In a short amount of time–maybe 15 minutes of “I’m officially off the clock, but I’ll keep on going if you want”–Stone gave an impromptu writing workshop that could give a $20 Gotham Writers’ drop-in session a run for its money. The host, Micah, sums it up nicely in a single sentence: “Laurie Stone…sharing stories and imparting advice on craft.”
Speaking of sentences, Stone said the goal of one’s writing should be to make every sentence interesting. “What makes a sentence interesting?” she rhetorically added. There was also discussion about one’s focus not just being on what’s put in their writing, but also what’s left out. She corrected me on the origin of the writing advice quote “kill your darlings”; I thought it was from Stephen King, but it’s actually from Virginia Woolf.
Some poets huff and puff and get ready to blow up, if they don’t get a chance to get on. (Full Disclosure: In the past, I’ve been that poet.) However, when you come late not getting to go comes with the territory. As a regular attender of this open mic, I can assure you though that anyone who arrives on time definitely gets their *five minutes of fame (or infamy).
[*Note: Unless you’re Andy Warhol reincarnated, NO poet (that’s not a feature) should be up on stage at an open mic for even close to 15 minutes. Nor should a host let them. If your poem(s) total running time is longer than Michael Jackson’s “Thriller” video, you deserve the hook.]
Although I didn’t get a chance to perform a piece today, that’s fine; sometimes the Muse sends you to a place to read, so you can listen. As soon as I heard Stone say “hybrid writing,” it was worth the price of free admission (and the almost three hour trek from Staten Island). It’s a wonderful feeling when you don’t have the word for what it is you do, and someone tells you.
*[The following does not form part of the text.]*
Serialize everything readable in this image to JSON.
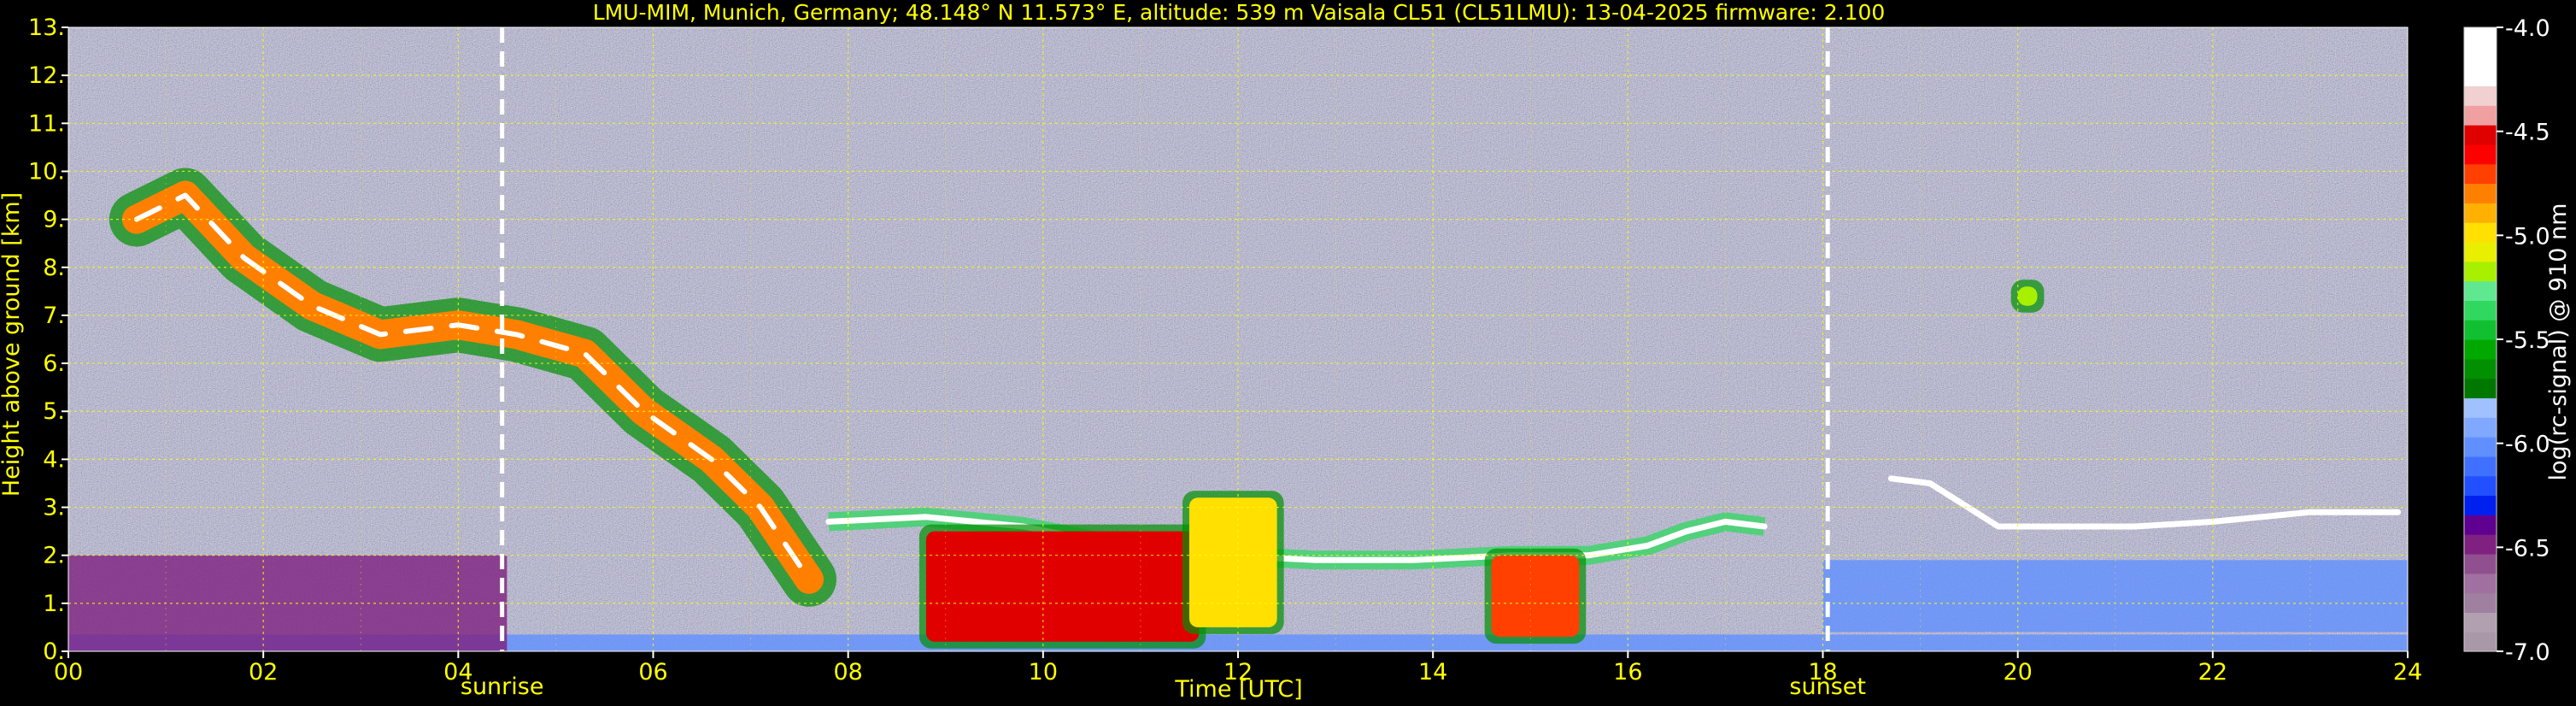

You know what? I should tell you that Stone said much more, but not tell you just yet what that much more is; it would create suspense, which Stone says is important. It’s also important to “be conscious of what you’re writing.” Stone said, it may start off subconsciously, as you’re “harvesting [and] gathering,” but then it becomes conscious as you put it into *form.
[Laurie Stone Writing Tip/Trick: Write the same thing in different forms–essay, journal entry, poem, etc..]
Imagine the form of two deer kissing. That’s what I did, as Stone described her time spent in the Arizona desert where you can find an ancient hieroglyph of two deer kissing. An open mic regular, Randy, mentioned to Stone that he’d “heard stories of people going to deserts in New Mexico to find spiritual reawakening.” Stone’s response was enlightening and educating: “There’s nothing there, so you fill it with whatever you’re looking for.” And New Mexico is high desert, while Arizona is low desert.
Stone spoke about being present in a “very alternative physical landscape,” and witnessing such sights as the pink wind that accompanies a monsoon, or horizontal lightning. “It’s dangerous but you can’t resist it; it’s like a Jackson Pollack painting.”
Laurie Stone is the author of “My Life As an Animal: Stories.” And she once ate a meal with Anthony Bourdain…before he became famous.